Cranial nerves XIII and XIV: Nerves in the shadows

Bruno Bordoni, Emiliano Zanier

Research output: Contribution to journalArticlepeer-review


It has been known for over a century that these cranial nerves exist, and that they are not typographical errors nor a sensational event reported in the medical literature. A number of scientific articles on anatomy highlight how textbooks on descriptive anatomy do not always consider variables such as differences related to the geographical areas where people live, and these differences do exist. This is an important concept not only for surgeons, but also for all medical professionals who use manual techniques when treating their patients, ie, osteopaths, chiropractors, physiotherapists, and other manual therapists. This paper highlights the latest developments regarding these cranial nerves, offering at the same time some ideas for further reflection when looking at clinical scenarios that appear to bear little relationship to each other. Inclusion of these concepts in everyday anamnesis is encouraged.

Original languageEnglish
Pages (from-to)87-91
Number of pages5
JournalJournal of Multidisciplinary Healthcare
Publication statusPublished - 2013


  • Cranial nerve
  • Facial nerve
  • Tolosa-hunt syndrome
  • Trigeminal system

ASJC Scopus subject areas

  • Nursing(all)
  • Medicine(all)

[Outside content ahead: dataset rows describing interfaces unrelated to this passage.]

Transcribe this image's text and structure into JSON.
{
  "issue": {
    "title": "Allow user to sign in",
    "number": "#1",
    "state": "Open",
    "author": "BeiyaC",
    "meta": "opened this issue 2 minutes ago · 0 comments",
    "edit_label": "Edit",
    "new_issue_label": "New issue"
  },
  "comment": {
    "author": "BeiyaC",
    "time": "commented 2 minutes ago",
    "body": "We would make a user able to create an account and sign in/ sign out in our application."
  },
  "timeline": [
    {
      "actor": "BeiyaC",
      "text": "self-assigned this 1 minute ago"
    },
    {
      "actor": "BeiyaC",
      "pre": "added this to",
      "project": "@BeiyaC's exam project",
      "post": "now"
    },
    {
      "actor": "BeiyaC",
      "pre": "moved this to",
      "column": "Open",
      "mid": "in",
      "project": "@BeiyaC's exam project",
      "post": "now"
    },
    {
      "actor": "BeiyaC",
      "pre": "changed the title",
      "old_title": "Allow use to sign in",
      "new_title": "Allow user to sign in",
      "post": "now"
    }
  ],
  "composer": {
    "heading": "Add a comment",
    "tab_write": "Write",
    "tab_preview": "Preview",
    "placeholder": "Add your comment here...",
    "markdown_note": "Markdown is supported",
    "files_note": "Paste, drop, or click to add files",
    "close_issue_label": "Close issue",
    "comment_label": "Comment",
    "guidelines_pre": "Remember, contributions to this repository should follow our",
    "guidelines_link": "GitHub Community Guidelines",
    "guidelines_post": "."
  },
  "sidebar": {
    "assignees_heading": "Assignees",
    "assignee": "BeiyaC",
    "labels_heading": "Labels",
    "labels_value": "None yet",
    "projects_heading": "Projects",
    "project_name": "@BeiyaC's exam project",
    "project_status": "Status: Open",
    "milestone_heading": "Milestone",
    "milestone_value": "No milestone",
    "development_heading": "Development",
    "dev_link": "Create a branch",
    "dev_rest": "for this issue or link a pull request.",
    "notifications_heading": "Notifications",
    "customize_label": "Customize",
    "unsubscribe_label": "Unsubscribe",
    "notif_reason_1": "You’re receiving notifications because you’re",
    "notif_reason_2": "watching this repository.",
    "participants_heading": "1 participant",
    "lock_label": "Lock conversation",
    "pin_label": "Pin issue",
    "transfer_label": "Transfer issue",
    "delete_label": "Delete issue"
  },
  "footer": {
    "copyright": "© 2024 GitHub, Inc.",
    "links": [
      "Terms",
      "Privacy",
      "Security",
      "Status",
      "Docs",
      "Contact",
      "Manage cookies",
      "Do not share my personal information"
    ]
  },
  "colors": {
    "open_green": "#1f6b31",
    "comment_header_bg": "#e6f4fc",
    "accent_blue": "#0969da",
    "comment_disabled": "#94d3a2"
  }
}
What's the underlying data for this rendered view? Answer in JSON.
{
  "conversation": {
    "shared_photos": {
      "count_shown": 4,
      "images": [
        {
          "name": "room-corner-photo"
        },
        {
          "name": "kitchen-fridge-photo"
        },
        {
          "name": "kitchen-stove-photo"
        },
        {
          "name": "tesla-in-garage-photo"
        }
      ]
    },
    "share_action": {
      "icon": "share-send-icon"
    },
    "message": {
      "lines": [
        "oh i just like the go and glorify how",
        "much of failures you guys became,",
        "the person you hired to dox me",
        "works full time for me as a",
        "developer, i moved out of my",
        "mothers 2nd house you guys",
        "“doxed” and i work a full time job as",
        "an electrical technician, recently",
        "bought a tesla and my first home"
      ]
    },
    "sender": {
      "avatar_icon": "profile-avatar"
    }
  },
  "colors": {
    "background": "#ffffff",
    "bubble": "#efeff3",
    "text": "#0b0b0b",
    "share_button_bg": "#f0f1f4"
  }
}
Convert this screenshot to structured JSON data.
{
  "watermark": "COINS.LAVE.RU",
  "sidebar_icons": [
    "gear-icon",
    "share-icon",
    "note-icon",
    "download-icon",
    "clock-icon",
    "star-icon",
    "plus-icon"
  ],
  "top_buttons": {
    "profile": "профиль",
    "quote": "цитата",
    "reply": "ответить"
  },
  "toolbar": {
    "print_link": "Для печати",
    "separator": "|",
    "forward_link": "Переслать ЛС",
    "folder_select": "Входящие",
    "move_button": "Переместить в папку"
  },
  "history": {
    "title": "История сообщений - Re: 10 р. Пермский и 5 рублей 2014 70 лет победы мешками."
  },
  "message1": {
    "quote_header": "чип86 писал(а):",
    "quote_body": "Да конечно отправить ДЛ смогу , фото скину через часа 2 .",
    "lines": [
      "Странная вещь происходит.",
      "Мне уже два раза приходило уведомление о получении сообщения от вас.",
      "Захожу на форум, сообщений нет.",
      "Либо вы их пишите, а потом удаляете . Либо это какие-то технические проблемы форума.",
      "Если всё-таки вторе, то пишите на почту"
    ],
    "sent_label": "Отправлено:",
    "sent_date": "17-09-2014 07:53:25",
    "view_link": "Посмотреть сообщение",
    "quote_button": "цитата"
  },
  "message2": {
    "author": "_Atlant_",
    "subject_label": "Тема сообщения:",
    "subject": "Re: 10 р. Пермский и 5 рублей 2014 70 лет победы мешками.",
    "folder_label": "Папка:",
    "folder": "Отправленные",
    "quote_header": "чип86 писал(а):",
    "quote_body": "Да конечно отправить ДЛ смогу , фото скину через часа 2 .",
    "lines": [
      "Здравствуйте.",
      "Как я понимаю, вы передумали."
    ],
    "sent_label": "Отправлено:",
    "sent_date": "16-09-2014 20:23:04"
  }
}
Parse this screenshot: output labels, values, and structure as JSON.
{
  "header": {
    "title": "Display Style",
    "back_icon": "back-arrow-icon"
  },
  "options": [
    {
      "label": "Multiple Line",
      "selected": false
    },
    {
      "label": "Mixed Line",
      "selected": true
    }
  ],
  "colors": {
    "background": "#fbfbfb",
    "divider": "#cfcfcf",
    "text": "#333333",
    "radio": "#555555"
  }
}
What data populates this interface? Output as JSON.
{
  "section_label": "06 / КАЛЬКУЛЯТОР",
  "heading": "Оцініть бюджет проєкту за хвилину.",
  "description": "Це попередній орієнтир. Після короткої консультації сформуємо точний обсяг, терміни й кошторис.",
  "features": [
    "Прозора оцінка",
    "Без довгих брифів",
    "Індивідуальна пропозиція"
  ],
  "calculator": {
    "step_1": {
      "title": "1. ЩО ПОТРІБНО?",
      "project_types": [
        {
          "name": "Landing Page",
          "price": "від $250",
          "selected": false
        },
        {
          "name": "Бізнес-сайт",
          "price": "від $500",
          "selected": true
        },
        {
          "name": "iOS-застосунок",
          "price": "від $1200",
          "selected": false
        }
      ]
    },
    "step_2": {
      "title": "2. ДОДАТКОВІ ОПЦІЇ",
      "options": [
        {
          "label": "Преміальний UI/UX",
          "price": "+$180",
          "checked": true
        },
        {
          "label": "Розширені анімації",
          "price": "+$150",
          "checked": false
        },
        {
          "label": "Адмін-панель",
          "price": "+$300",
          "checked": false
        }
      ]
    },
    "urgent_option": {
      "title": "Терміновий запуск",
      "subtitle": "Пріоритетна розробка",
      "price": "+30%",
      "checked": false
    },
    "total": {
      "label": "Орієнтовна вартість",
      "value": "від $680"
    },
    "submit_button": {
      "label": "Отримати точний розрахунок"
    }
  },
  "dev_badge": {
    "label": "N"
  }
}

Dive into the research topics of 'Cranial nerves XIII and XIV: Nerves in the shadows'. Together they form a unique fingerprint.

Cite this